## Exercise
Please repeat every entry that follows, keeping each one exactly the same.

Component data from apps and pages
++++

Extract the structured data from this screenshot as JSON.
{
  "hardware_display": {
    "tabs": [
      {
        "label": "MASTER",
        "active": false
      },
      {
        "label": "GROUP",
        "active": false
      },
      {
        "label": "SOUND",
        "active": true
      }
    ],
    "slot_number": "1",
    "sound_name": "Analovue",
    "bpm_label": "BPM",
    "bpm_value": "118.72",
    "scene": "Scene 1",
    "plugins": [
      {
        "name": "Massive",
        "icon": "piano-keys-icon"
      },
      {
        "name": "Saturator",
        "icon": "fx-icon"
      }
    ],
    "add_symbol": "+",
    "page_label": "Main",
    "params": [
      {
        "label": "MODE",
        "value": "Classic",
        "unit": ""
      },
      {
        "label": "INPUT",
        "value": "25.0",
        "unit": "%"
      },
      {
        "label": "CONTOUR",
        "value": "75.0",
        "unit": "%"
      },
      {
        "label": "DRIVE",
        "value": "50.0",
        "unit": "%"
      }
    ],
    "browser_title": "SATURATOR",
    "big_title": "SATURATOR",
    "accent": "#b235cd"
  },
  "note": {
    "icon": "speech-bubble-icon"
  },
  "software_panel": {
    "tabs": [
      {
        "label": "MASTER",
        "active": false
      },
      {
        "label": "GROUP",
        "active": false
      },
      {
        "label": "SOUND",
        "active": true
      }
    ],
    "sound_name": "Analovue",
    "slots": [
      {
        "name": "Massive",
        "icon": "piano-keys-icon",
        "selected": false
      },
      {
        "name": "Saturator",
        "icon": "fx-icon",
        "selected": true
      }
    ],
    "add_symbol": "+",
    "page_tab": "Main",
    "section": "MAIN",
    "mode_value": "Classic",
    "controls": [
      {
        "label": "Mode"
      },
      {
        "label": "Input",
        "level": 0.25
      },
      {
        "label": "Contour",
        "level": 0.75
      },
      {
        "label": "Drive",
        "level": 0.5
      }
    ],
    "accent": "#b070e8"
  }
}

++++

## Solution
Extract the structured data from this screenshot as JSON.
{
  "hardware_display": {
    "tabs": [
      {
        "label": "MASTER",
        "active": false
      },
      {
        "label": "GROUP",
        "active": false
      },
      {
        "label": "SOUND",
        "active": true
      }
    ],
    "slot_number": "1",
    "sound_name": "Analovue",
    "bpm_label": "BPM",
    "bpm_value": "118.72",
    "scene": "Scene 1",
    "plugins": [
      {
        "name": "Massive",
        "icon": "piano-keys-icon"
      },
      {
        "name": "Saturator",
        "icon": "fx-icon"
      }
    ],
    "add_symbol": "+",
    "page_label": "Main",
    "params": [
      {
        "label": "MODE",
        "value": "Classic",
        "unit": ""
      },
      {
        "label": "INPUT",
        "value": "25.0",
        "unit": "%"
      },
      {
        "label": "CONTOUR",
        "value": "75.0",
        "unit": "%"
      },
      {
        "label": "DRIVE",
        "value": "50.0",
        "unit": "%"
      }
    ],
    "browser_title": "SATURATOR",
    "big_title": "SATURATOR",
    "accent": "#b235cd"
  },
  "note": {
    "icon": "speech-bubble-icon"
  },
  "software_panel": {
    "tabs": [
      {
        "label": "MASTER",
        "active": false
      },
      {
        "label": "GROUP",
        "active": false
      },
      {
        "label": "SOUND",
        "active": true
      }
    ],
    "sound_name": "Analovue",
    "slots": [
      {
        "name": "Massive",
        "icon": "piano-keys-icon",
        "selected": false
      },
      {
        "name": "Saturator",
        "icon": "fx-icon",
        "selected": true
      }
    ],
    "add_symbol": "+",
    "page_tab": "Main",
    "section": "MAIN",
    "mode_value": "Classic",
    "controls": [
      {
        "label": "Mode"
      },
      {
        "label": "Input",
        "level": 0.25
      },
      {
        "label": "Contour",
        "level": 0.75
      },
      {
        "label": "Drive",
        "level": 0.5
      }
    ],
    "accent": "#b070e8"
  }
}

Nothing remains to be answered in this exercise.